 View Only

RealPlayer Exploit On The Loose 

Oct 19, 2007 03:00 AM

Yesterday we became aware of an in-the-wild exploitation of a previously unknown RealPlayer vulnerability.This unpatched vulnerability affects the latest versions of RealPlayerand RealPlayer 11 BETA distributed on their site. The issue affects anActiveX object in the RealPlayer component ierpplug.dll.

This DLL has been exploited in the past,although only remote denial of service was achieved at the time. Itappears that the miscreants have refined their technique to achievecode execution. The parameter passed to the vulnerable method of theActiveX control appears to allow only character strings, which is mostlikely why the shell code is made up of only English letters (A~Z) andnumbers (0~9). These characters can be read directly by Intel IA-32CPUs modifying machine code instructions on-the-fly.

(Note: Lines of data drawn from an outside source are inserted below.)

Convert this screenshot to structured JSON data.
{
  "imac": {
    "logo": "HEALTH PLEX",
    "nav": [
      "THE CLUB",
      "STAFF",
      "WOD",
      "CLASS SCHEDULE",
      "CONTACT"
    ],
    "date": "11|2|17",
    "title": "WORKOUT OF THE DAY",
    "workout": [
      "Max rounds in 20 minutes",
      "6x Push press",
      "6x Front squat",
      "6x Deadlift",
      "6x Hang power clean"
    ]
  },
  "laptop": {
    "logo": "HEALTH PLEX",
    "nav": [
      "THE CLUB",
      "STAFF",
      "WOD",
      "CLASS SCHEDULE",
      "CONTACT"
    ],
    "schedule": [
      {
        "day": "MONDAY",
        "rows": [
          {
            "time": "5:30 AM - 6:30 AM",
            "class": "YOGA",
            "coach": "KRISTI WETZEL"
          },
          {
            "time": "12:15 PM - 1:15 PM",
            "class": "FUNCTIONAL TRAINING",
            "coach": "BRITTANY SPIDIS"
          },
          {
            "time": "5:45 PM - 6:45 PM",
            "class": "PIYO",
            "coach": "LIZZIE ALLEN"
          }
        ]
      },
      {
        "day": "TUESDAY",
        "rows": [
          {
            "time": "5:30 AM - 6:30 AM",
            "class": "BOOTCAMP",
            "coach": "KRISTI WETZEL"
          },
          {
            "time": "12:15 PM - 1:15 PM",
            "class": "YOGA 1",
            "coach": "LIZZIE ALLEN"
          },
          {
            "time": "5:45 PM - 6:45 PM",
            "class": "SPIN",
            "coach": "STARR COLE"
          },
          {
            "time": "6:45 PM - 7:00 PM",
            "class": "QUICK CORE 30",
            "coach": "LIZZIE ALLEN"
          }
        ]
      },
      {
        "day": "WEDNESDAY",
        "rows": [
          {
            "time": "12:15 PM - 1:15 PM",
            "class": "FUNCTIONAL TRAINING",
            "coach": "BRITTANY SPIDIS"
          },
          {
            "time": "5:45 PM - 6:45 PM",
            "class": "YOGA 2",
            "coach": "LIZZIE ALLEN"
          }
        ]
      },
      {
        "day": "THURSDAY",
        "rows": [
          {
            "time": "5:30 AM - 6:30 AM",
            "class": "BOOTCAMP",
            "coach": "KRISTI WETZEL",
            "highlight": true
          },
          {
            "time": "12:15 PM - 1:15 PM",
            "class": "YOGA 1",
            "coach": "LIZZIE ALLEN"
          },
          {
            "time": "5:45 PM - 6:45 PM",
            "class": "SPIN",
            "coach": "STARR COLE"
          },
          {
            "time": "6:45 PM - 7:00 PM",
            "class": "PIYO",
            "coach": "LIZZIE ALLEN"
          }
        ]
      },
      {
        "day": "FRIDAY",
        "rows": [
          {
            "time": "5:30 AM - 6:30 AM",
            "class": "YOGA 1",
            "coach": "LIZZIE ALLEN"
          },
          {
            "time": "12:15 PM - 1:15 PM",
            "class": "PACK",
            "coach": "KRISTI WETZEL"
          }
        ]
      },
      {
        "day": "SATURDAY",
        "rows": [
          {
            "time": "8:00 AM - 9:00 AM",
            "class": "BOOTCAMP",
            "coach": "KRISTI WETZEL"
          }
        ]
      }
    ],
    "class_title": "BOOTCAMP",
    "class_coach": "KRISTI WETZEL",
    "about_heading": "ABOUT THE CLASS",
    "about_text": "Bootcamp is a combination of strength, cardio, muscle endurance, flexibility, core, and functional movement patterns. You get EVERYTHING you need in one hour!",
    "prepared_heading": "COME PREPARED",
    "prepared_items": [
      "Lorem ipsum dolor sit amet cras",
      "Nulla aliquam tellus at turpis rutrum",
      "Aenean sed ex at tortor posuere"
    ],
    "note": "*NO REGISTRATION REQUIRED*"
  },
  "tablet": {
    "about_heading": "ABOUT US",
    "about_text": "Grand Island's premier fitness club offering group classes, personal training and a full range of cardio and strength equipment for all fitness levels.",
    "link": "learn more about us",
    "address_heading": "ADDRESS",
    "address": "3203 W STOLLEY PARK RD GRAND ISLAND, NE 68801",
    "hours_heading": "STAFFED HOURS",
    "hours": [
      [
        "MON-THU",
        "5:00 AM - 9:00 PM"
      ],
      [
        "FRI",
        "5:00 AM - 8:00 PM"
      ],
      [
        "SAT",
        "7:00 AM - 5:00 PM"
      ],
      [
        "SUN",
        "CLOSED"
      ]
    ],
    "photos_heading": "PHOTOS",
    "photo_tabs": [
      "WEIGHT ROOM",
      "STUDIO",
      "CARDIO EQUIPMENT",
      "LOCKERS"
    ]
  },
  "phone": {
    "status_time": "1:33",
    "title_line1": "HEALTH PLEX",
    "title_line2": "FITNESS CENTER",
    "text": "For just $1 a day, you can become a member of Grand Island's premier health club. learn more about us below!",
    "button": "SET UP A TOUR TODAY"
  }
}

The malicious .html page checks several versions of RealPlayer todetermine if the installed application is vulnerable. If it is, theattacker can potentially take control of the computer. Trojan.Reapall, the sample we received, successfully exploits this RealPlayer vulnerability and downloads and executes a copy Trojan.Zonebac.

Additionally, when the vulnerability is successfully exploited, theclip named "videotest" from the "My Library" folder, available instandard installations of RealPlayer, will be played.

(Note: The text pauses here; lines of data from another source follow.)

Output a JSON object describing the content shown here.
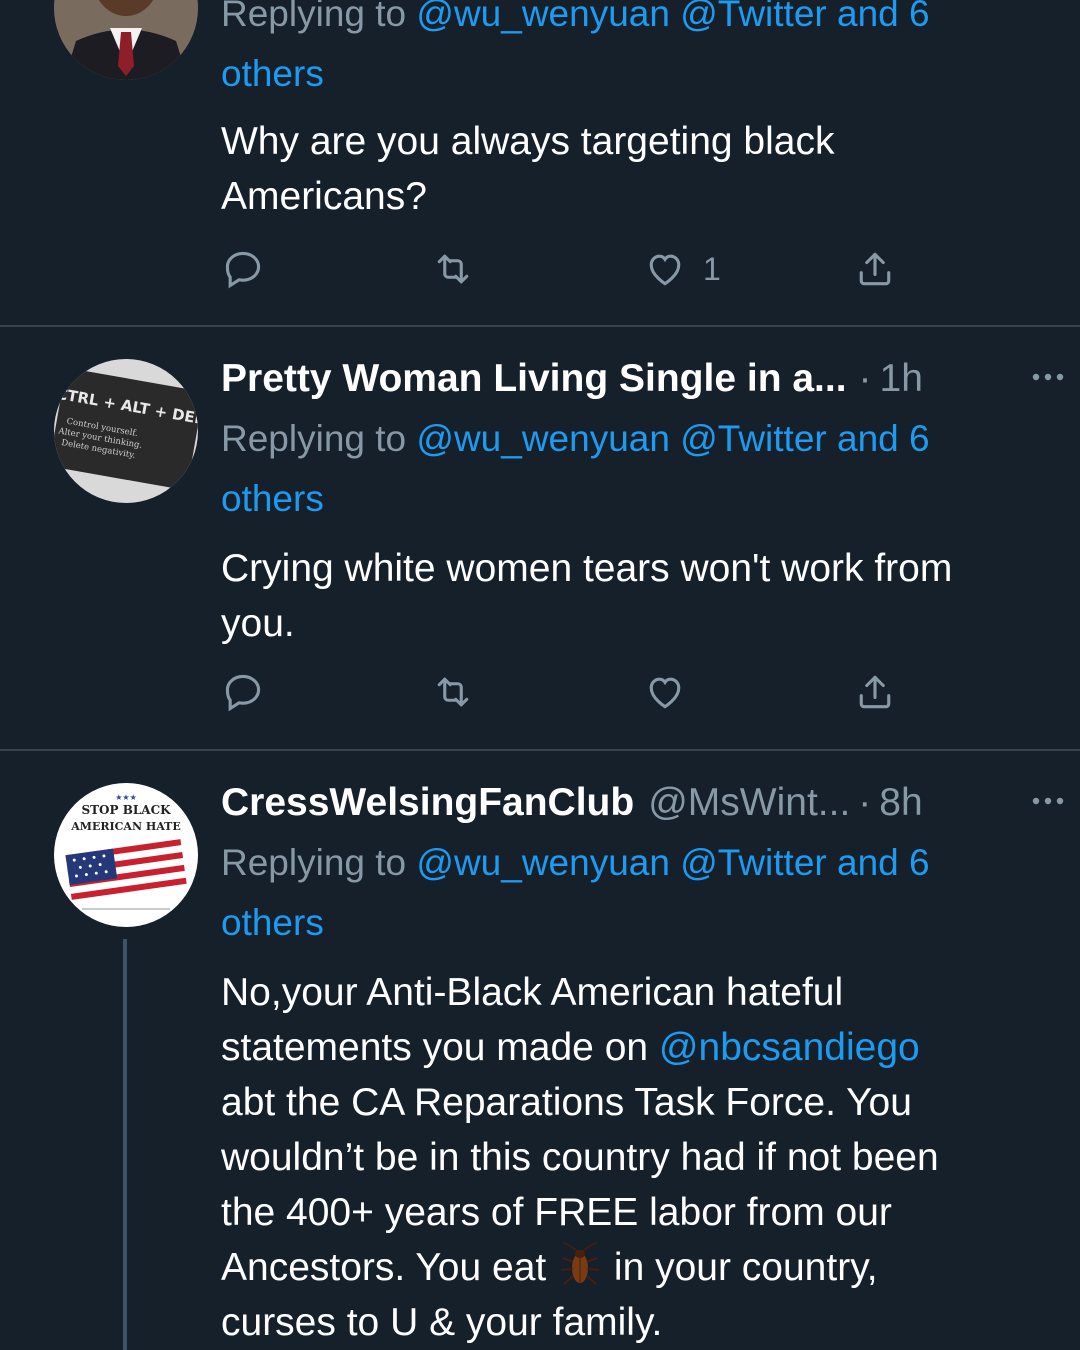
{
  "tweets": [
    {
      "avatar_icon": "man-in-suit-avatar",
      "reply_label": "Replying to",
      "reply_mentions": "@wu_wenyuan @Twitter and 6 others",
      "text": "Why are you always targeting black Americans?",
      "like_count": "1"
    },
    {
      "avatar_icon": "ctrl-alt-del-avatar",
      "avatar_text": {
        "line1": "CTRL + ALT + DEL",
        "line2": "Control yourself.",
        "line3": "Alter your thinking.",
        "line4": "Delete negativity."
      },
      "name": "Pretty Woman Living Single in a...",
      "dot": "·",
      "time": "1h",
      "reply_label": "Replying to",
      "reply_mentions_line1": "@wu_wenyuan @Twitter and 6",
      "reply_mentions_line2": "others",
      "text_line1": "Crying white women tears won't work from",
      "text_line2": "you."
    },
    {
      "avatar_icon": "stop-black-american-hate-flag-avatar",
      "avatar_text": {
        "line1": "STOP BLACK",
        "line2": "AMERICAN HATE"
      },
      "name": "CressWelsingFanClub",
      "handle": "@MsWint...",
      "dot": "·",
      "time": "8h",
      "reply_label": "Replying to",
      "reply_mentions_line1": "@wu_wenyuan @Twitter and 6",
      "reply_mentions_line2": "others",
      "text_lines": {
        "l1": "No,your Anti-Black American hateful",
        "l2_before": "statements you made on ",
        "l2_mention": "@nbcsandiego",
        "l3": "abt the CA Reparations Task Force. You",
        "l4": "wouldn’t be in this country had if not been",
        "l5": "the 400+ years of FREE labor from our",
        "l6_before": "Ancestors. You eat ",
        "l6_emoji": "cockroach-emoji",
        "l6_after": " in your country,",
        "l7": "curses to U & your family."
      }
    }
  ],
  "colors": {
    "background": "#15202b",
    "text": "#ffffff",
    "secondary": "#8899a6",
    "link": "#1d9bf0",
    "divider": "#38444d"
  }
}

(Click for larger image.)

We have successfully tested this sample against the latest versionsof RealPlayer 11 Beta and RealPlayer 10.5. Older versions may also bevulnerable.

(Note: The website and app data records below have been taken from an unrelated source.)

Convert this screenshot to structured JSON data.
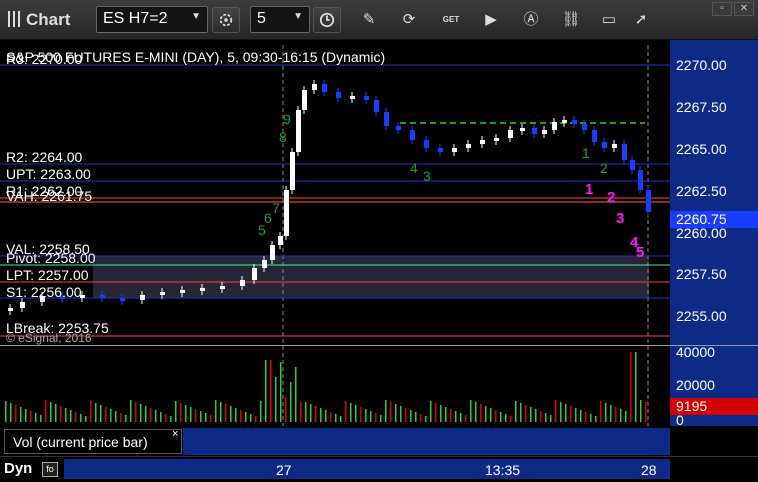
{
  "toolbar": {
    "title": "Chart",
    "symbol": "ES H7=2",
    "interval": "5",
    "icons": [
      "bars-icon",
      "symbol-search-icon",
      "settings-gear-icon",
      "clock-icon",
      "pencil-draw-icon",
      "refresh-icon",
      "get-data-icon",
      "replay-icon",
      "alert-icon",
      "link-icon",
      "comment-icon",
      "arrow-icon"
    ]
  },
  "chart": {
    "header": "S&P 500 FUTURES E-MINI (DAY), 5, 09:30-16:15 (Dynamic)",
    "header_overlap": "R3: 2270.00",
    "watermark": "© eSignal, 2016",
    "levels": {
      "r3": "R3: 2270.00",
      "r2": "R2: 2264.00",
      "upt": "UPT: 2263.00",
      "r1": "R1: 2262.00",
      "vah": "VAH: 2261.75",
      "val": "VAL: 2258.50",
      "pivot": "Pivot: 2258.00",
      "lpt": "LPT: 2257.00",
      "s1": "S1: 2256.00",
      "lbreak": "LBreak: 2253.75"
    },
    "price_ticks": [
      "2270.00",
      "2267.50",
      "2265.00",
      "2262.50",
      "2260.00",
      "2257.50",
      "2255.00"
    ],
    "last_price": "2260.75",
    "markers": [
      "1",
      "2",
      "3",
      "4",
      "5"
    ],
    "green_counts": [
      "9",
      "8",
      "7",
      "6",
      "5",
      "4",
      "3",
      "2",
      "1"
    ],
    "colors": {
      "up_candle": "#ffffff",
      "down_candle": "#1a3cff",
      "level_line": "#1f2fcf",
      "r1_line": "#ff4040",
      "vah_line": "#ff6060",
      "pivot_line": "#49e6b4",
      "value_area": "#262636",
      "last_price_tag": "#1a3cff",
      "marker": "#ff17ff",
      "td_count": "#1f9e2f"
    }
  },
  "volume": {
    "label": "Vol (current price bar)",
    "close": "×",
    "ticks": [
      "40000",
      "20000",
      "0"
    ],
    "last": "9195",
    "last_color": "#d30000"
  },
  "time_axis": {
    "dyn_label": "Dyn",
    "labels": [
      "27",
      "13:35",
      "28"
    ]
  },
  "window": {
    "buttons": [
      "restore-icon",
      "close-icon"
    ]
  }
}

If you have RealPlayer installed, simply visiting a malicious Webpage can put your computer at risk; the player does not need to berunning.

Some mitigating strategies that you can put in place until patches are available are:

  • Set the kill bit on the Class identifier (CLSID) FDC7A535-4070-4B92-A0EA-D9994BCC0DC5 (See instructions here).

  • Ensure that all Microsoft Internet Explorer clients are configuredto prompt before executing Active Scripting. If Active Scripting is notrequired it should be disabled completely.

  • Ensure that all Microsoft Outlook and Outlook Express clients areconfigured to either display all incoming email in plain text format,or that HTML email messages are opened in the Restricted sites securityzone.

  • Ensure that antivirus software is up to date.

  • As most vulnerabilities of this nature rely on JavaScript to carryout exploitation, customers are advised to disable JavaScript wheneverpossible.

  • Always execute Web browser software as a user with minimal system privileges.

Update - October 22, 2007: RealNetworks has released a patch that addresses this vulnerability.

0 Favorited
0 Files

Tags and Keywords

Related Entries and Links

No Related Resource entered.